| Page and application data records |
--------------------

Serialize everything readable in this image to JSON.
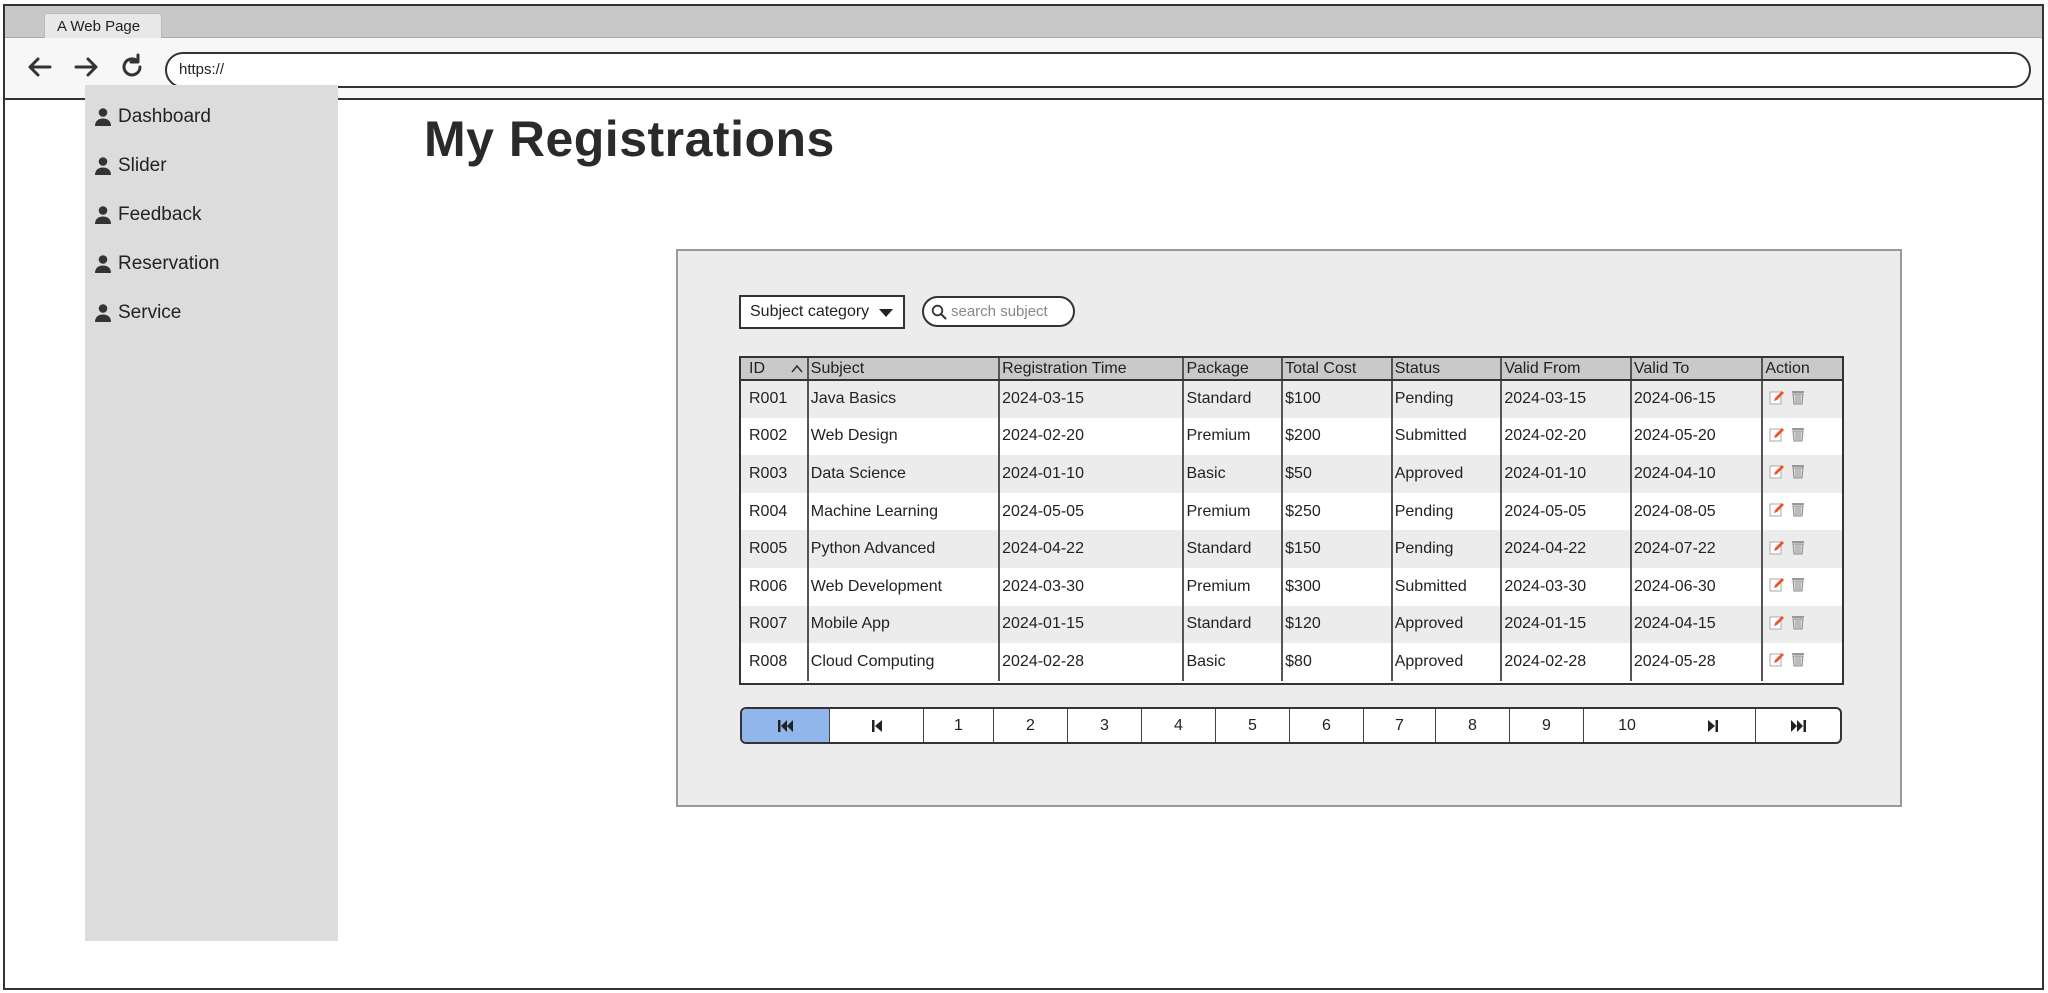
{
  "browser": {
    "tab_title": "A Web Page",
    "url": "https://"
  },
  "sidebar": {
    "items": [
      {
        "label": "Dashboard",
        "icon": "user-icon"
      },
      {
        "label": "Slider",
        "icon": "user-icon"
      },
      {
        "label": "Feedback",
        "icon": "user-icon"
      },
      {
        "label": "Reservation",
        "icon": "user-icon"
      },
      {
        "label": "Service",
        "icon": "user-icon"
      }
    ]
  },
  "page": {
    "title": "My Registrations"
  },
  "filters": {
    "category_label": "Subject category",
    "search_placeholder": "search subject"
  },
  "table": {
    "headers": [
      "ID",
      "Subject",
      "Registration Time",
      "Package",
      "Total Cost",
      "Status",
      "Valid From",
      "Valid To",
      "Action"
    ],
    "rows": [
      [
        "R001",
        "Java Basics",
        "2024-03-15",
        "Standard",
        "$100",
        "Pending",
        "2024-03-15",
        "2024-06-15"
      ],
      [
        "R002",
        "Web Design",
        "2024-02-20",
        "Premium",
        "$200",
        "Submitted",
        "2024-02-20",
        "2024-05-20"
      ],
      [
        "R003",
        "Data Science",
        "2024-01-10",
        "Basic",
        "$50",
        "Approved",
        "2024-01-10",
        "2024-04-10"
      ],
      [
        "R004",
        "Machine Learning",
        "2024-05-05",
        "Premium",
        "$250",
        "Pending",
        "2024-05-05",
        "2024-08-05"
      ],
      [
        "R005",
        "Python Advanced",
        "2024-04-22",
        "Standard",
        "$150",
        "Pending",
        "2024-04-22",
        "2024-07-22"
      ],
      [
        "R006",
        "Web Development",
        "2024-03-30",
        "Premium",
        "$300",
        "Submitted",
        "2024-03-30",
        "2024-06-30"
      ],
      [
        "R007",
        "Mobile App",
        "2024-01-15",
        "Standard",
        "$120",
        "Approved",
        "2024-01-15",
        "2024-04-15"
      ],
      [
        "R008",
        "Cloud Computing",
        "2024-02-28",
        "Basic",
        "$80",
        "Approved",
        "2024-02-28",
        "2024-05-28"
      ]
    ],
    "action_icons": [
      "edit-icon",
      "trash-icon"
    ]
  },
  "pagination": {
    "pages": [
      "1",
      "2",
      "3",
      "4",
      "5",
      "6",
      "7",
      "8",
      "9",
      "10"
    ],
    "first_icon": "first-page-icon",
    "prev_icon": "previous-page-icon",
    "next_icon": "next-page-icon",
    "last_icon": "last-page-icon",
    "active": "first"
  },
  "colors": {
    "sidebar_bg": "#dcdcdc",
    "panel_bg": "#ececec",
    "header_bg": "#c9c9c9",
    "pager_active": "#90b6ec",
    "edit_accent": "#e8572a"
  }
}
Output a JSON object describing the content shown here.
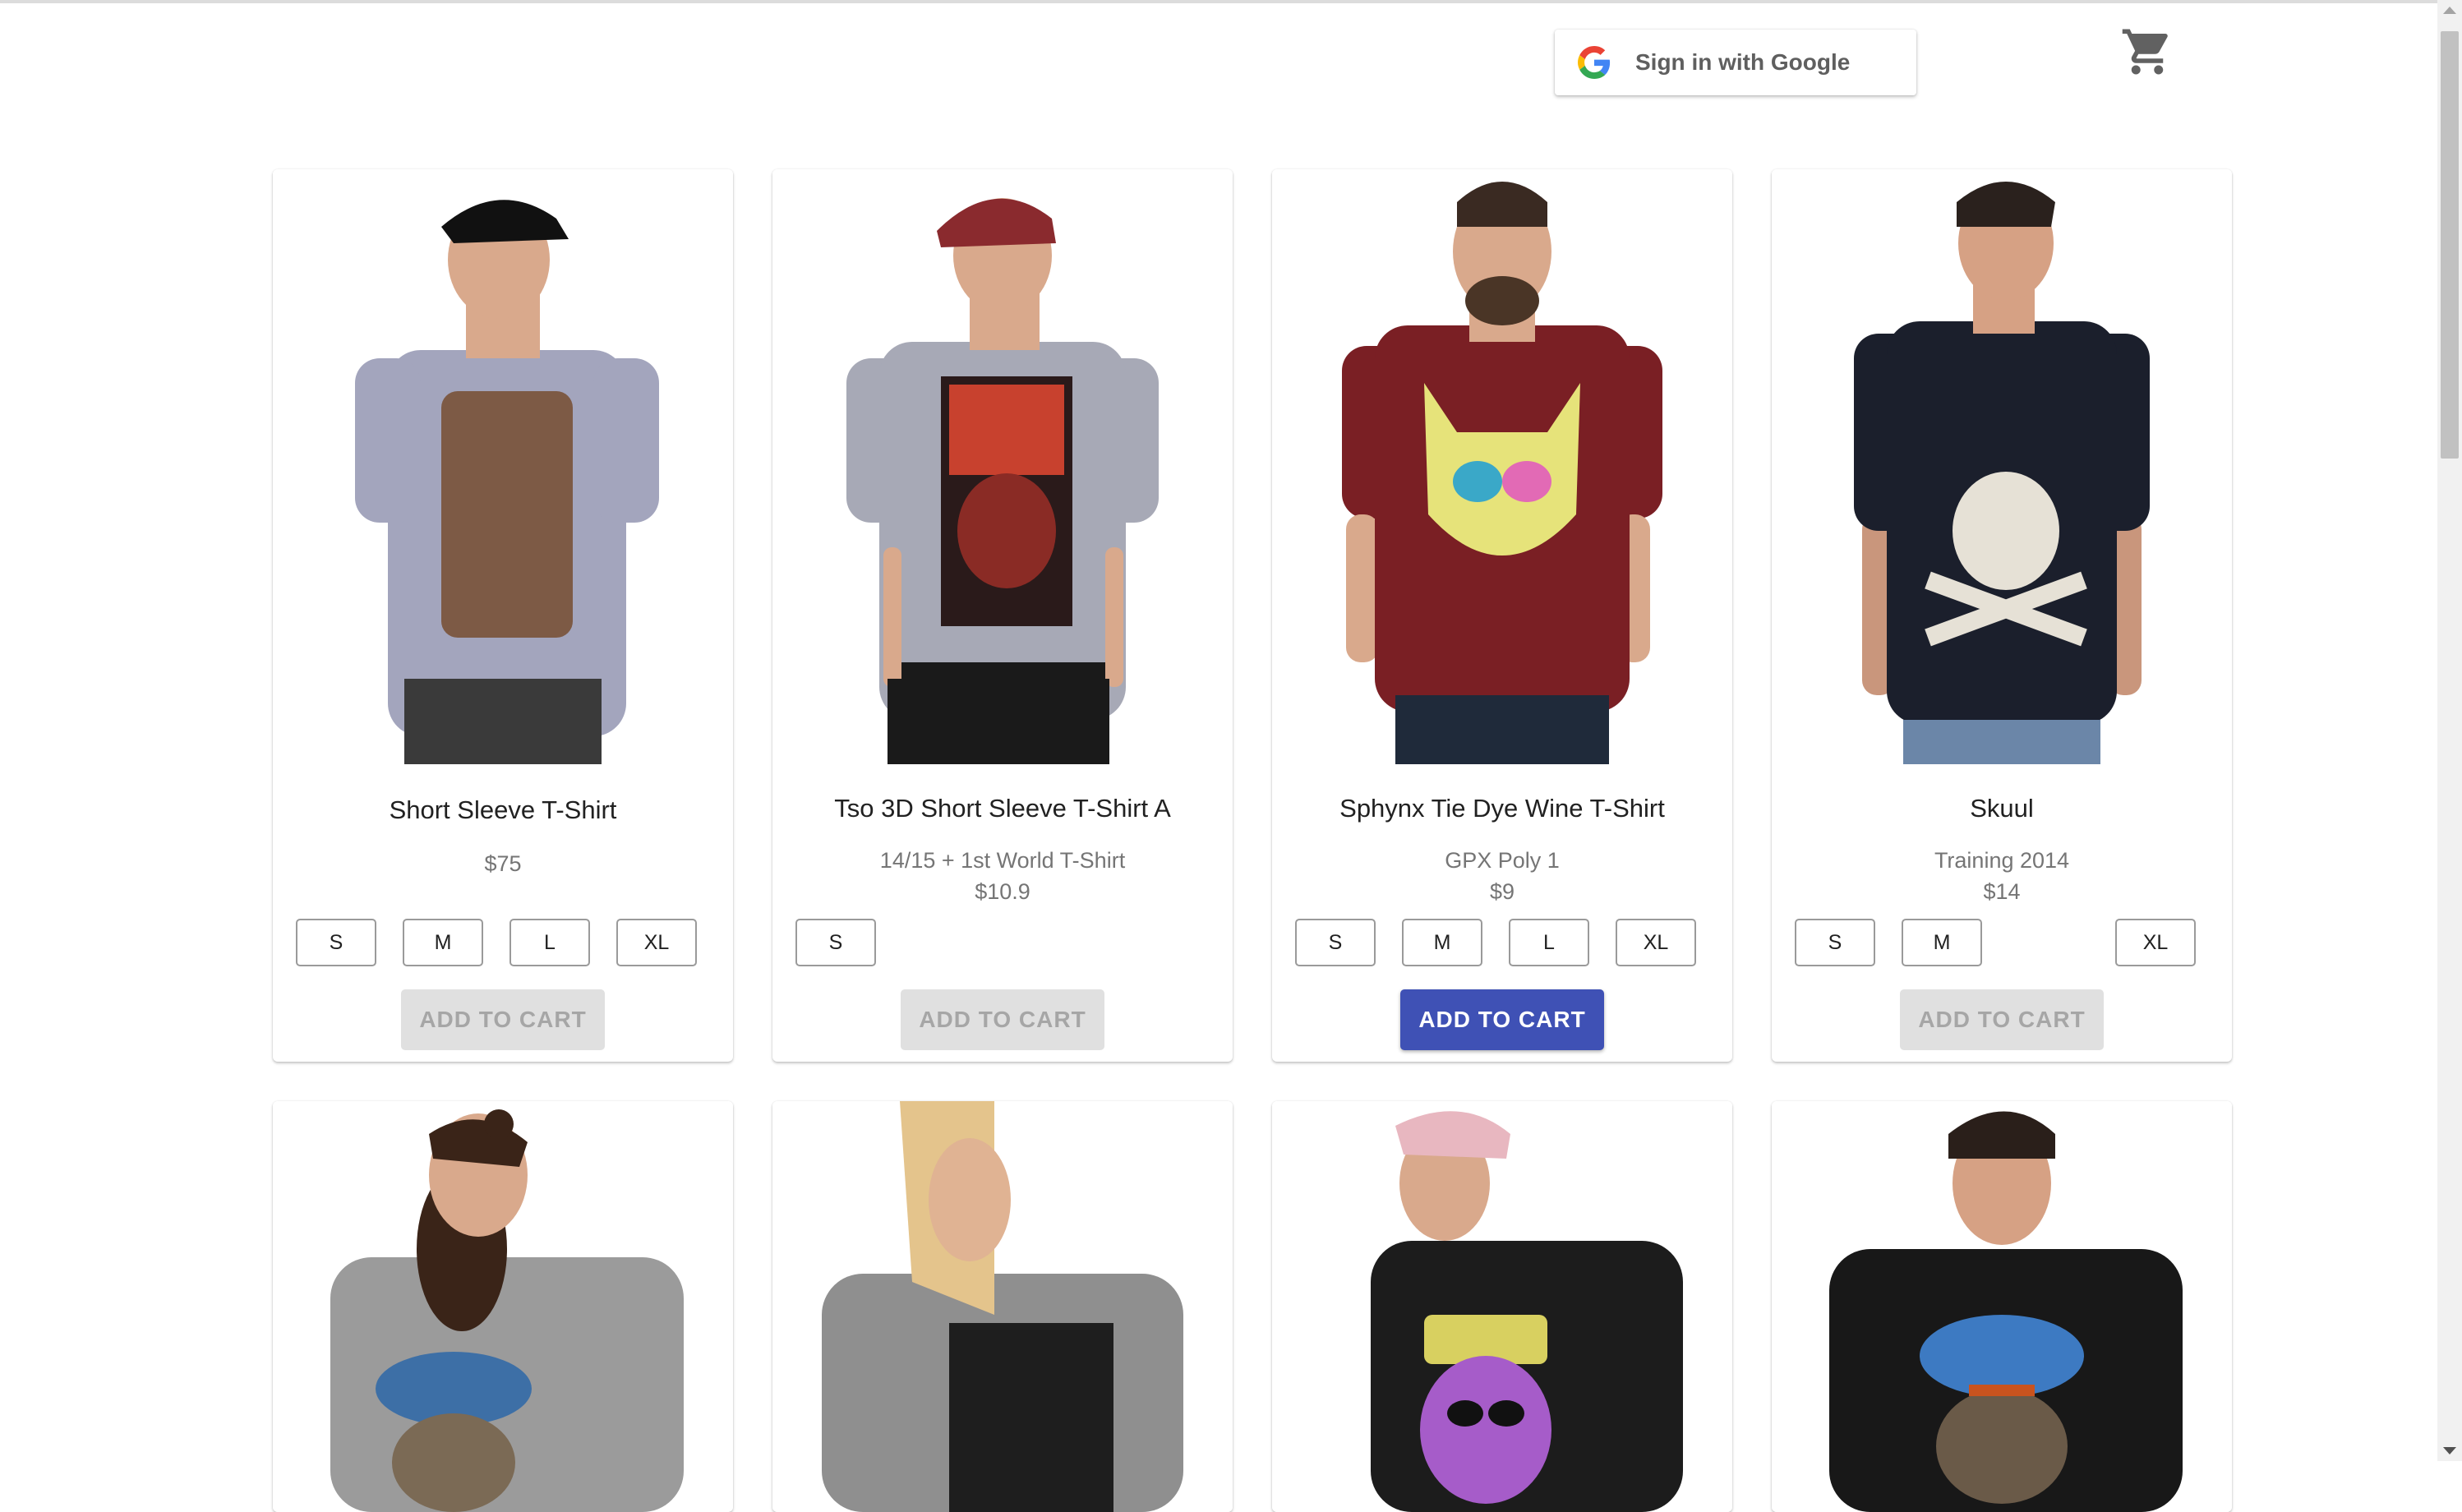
{
  "header": {
    "signin_label": "Sign in with Google",
    "cart_icon": "shopping-cart-icon",
    "google_icon": "google-g-icon"
  },
  "colors": {
    "primary": "#3f51b5",
    "disabled_bg": "#e0e0e0",
    "disabled_text": "#a6a6a6"
  },
  "products": [
    {
      "name": "Short Sleeve T-Shirt",
      "style": "",
      "price": "$75",
      "sizes": [
        "S",
        "M",
        "L",
        "XL"
      ],
      "add_label": "ADD TO CART",
      "add_enabled": false,
      "shirt_color": "#a3a5bd",
      "print": "blunt-figure"
    },
    {
      "name": "Tso 3D Short Sleeve T-Shirt A",
      "style": "14/15 + 1st World T-Shirt",
      "price": "$10.9",
      "sizes": [
        "S"
      ],
      "add_label": "ADD TO CART",
      "add_enabled": false,
      "shirt_color": "#a7a9b6",
      "print": "tiger-skull"
    },
    {
      "name": "Sphynx Tie Dye Wine T-Shirt",
      "style": "GPX Poly 1",
      "price": "$9",
      "sizes": [
        "S",
        "M",
        "L",
        "XL"
      ],
      "add_label": "ADD TO CART",
      "add_enabled": true,
      "shirt_color": "#7a1f24",
      "print": "tie-dye-cat"
    },
    {
      "name": "Skuul",
      "style": "Training 2014",
      "price": "$14",
      "sizes": [
        "S",
        "M",
        "XL"
      ],
      "add_label": "ADD TO CART",
      "add_enabled": false,
      "shirt_color": "#1b1f2c",
      "print": "blunt-skull"
    },
    {
      "name": "",
      "shirt_color": "#9b9b9b",
      "print": "blunt-monkey"
    },
    {
      "name": "",
      "shirt_color": "#8f8f8f",
      "print": "freak-text"
    },
    {
      "name": "",
      "shirt_color": "#1c1c1c",
      "print": "purple-creature"
    },
    {
      "name": "",
      "shirt_color": "#181818",
      "print": "blunt-monkey"
    }
  ]
}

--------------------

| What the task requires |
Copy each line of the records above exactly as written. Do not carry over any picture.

| Answer box |
Serialize everything readable in this image to JSON.
{
  "browser": {
    "tab_title": "A Web Page",
    "url": "https://"
  },
  "sidebar": {
    "items": [
      {
        "label": "Dashboard",
        "icon": "user-icon"
      },
      {
        "label": "Slider",
        "icon": "user-icon"
      },
      {
        "label": "Feedback",
        "icon": "user-icon"
      },
      {
        "label": "Reservation",
        "icon": "user-icon"
      },
      {
        "label": "Service",
        "icon": "user-icon"
      }
    ]
  },
  "page": {
    "title": "My Registrations"
  },
  "filters": {
    "category_label": "Subject category",
    "search_placeholder": "search subject"
  },
  "table": {
    "headers": [
      "ID",
      "Subject",
      "Registration Time",
      "Package",
      "Total Cost",
      "Status",
      "Valid From",
      "Valid To",
      "Action"
    ],
    "rows": [
      [
        "R001",
        "Java Basics",
        "2024-03-15",
        "Standard",
        "$100",
        "Pending",
        "2024-03-15",
        "2024-06-15"
      ],
      [
        "R002",
        "Web Design",
        "2024-02-20",
        "Premium",
        "$200",
        "Submitted",
        "2024-02-20",
        "2024-05-20"
      ],
      [
        "R003",
        "Data Science",
        "2024-01-10",
        "Basic",
        "$50",
        "Approved",
        "2024-01-10",
        "2024-04-10"
      ],
      [
        "R004",
        "Machine Learning",
        "2024-05-05",
        "Premium",
        "$250",
        "Pending",
        "2024-05-05",
        "2024-08-05"
      ],
      [
        "R005",
        "Python Advanced",
        "2024-04-22",
        "Standard",
        "$150",
        "Pending",
        "2024-04-22",
        "2024-07-22"
      ],
      [
        "R006",
        "Web Development",
        "2024-03-30",
        "Premium",
        "$300",
        "Submitted",
        "2024-03-30",
        "2024-06-30"
      ],
      [
        "R007",
        "Mobile App",
        "2024-01-15",
        "Standard",
        "$120",
        "Approved",
        "2024-01-15",
        "2024-04-15"
      ],
      [
        "R008",
        "Cloud Computing",
        "2024-02-28",
        "Basic",
        "$80",
        "Approved",
        "2024-02-28",
        "2024-05-28"
      ]
    ],
    "action_icons": [
      "edit-icon",
      "trash-icon"
    ]
  },
  "pagination": {
    "pages": [
      "1",
      "2",
      "3",
      "4",
      "5",
      "6",
      "7",
      "8",
      "9",
      "10"
    ],
    "first_icon": "first-page-icon",
    "prev_icon": "previous-page-icon",
    "next_icon": "next-page-icon",
    "last_icon": "last-page-icon",
    "active": "first"
  },
  "colors": {
    "sidebar_bg": "#dcdcdc",
    "panel_bg": "#ececec",
    "header_bg": "#c9c9c9",
    "pager_active": "#90b6ec",
    "edit_accent": "#e8572a"
  }
}
Output a JSON object describing the content shown here.
{
  "header": {
    "signin_label": "Sign in with Google",
    "cart_icon": "shopping-cart-icon",
    "google_icon": "google-g-icon"
  },
  "colors": {
    "primary": "#3f51b5",
    "disabled_bg": "#e0e0e0",
    "disabled_text": "#a6a6a6"
  },
  "products": [
    {
      "name": "Short Sleeve T-Shirt",
      "style": "",
      "price": "$75",
      "sizes": [
        "S",
        "M",
        "L",
        "XL"
      ],
      "add_label": "ADD TO CART",
      "add_enabled": false,
      "shirt_color": "#a3a5bd",
      "print": "blunt-figure"
    },
    {
      "name": "Tso 3D Short Sleeve T-Shirt A",
      "style": "14/15 + 1st World T-Shirt",
      "price": "$10.9",
      "sizes": [
        "S"
      ],
      "add_label": "ADD TO CART",
      "add_enabled": false,
      "shirt_color": "#a7a9b6",
      "print": "tiger-skull"
    },
    {
      "name": "Sphynx Tie Dye Wine T-Shirt",
      "style": "GPX Poly 1",
      "price": "$9",
      "sizes": [
        "S",
        "M",
        "L",
        "XL"
      ],
      "add_label": "ADD TO CART",
      "add_enabled": true,
      "shirt_color": "#7a1f24",
      "print": "tie-dye-cat"
    },
    {
      "name": "Skuul",
      "style": "Training 2014",
      "price": "$14",
      "sizes": [
        "S",
        "M",
        "XL"
      ],
      "add_label": "ADD TO CART",
      "add_enabled": false,
      "shirt_color": "#1b1f2c",
      "print": "blunt-skull"
    },
    {
      "name": "",
      "shirt_color": "#9b9b9b",
      "print": "blunt-monkey"
    },
    {
      "name": "",
      "shirt_color": "#8f8f8f",
      "print": "freak-text"
    },
    {
      "name": "",
      "shirt_color": "#1c1c1c",
      "print": "purple-creature"
    },
    {
      "name": "",
      "shirt_color": "#181818",
      "print": "blunt-monkey"
    }
  ]
}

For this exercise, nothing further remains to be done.